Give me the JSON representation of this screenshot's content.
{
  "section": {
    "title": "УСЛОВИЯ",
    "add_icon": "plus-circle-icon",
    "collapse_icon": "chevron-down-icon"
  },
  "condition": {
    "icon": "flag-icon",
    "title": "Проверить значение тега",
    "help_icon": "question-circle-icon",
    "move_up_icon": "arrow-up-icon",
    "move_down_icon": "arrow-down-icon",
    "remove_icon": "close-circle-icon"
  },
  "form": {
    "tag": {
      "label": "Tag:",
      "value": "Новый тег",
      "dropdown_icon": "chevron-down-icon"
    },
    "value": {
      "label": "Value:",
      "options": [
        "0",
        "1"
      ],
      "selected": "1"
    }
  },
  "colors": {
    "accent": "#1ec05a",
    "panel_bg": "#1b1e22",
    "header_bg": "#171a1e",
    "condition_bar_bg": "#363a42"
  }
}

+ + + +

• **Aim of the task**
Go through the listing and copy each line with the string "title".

• **Result for this task**
    "title": "УСЛОВИЯ",
    "title": "Проверить значение тега",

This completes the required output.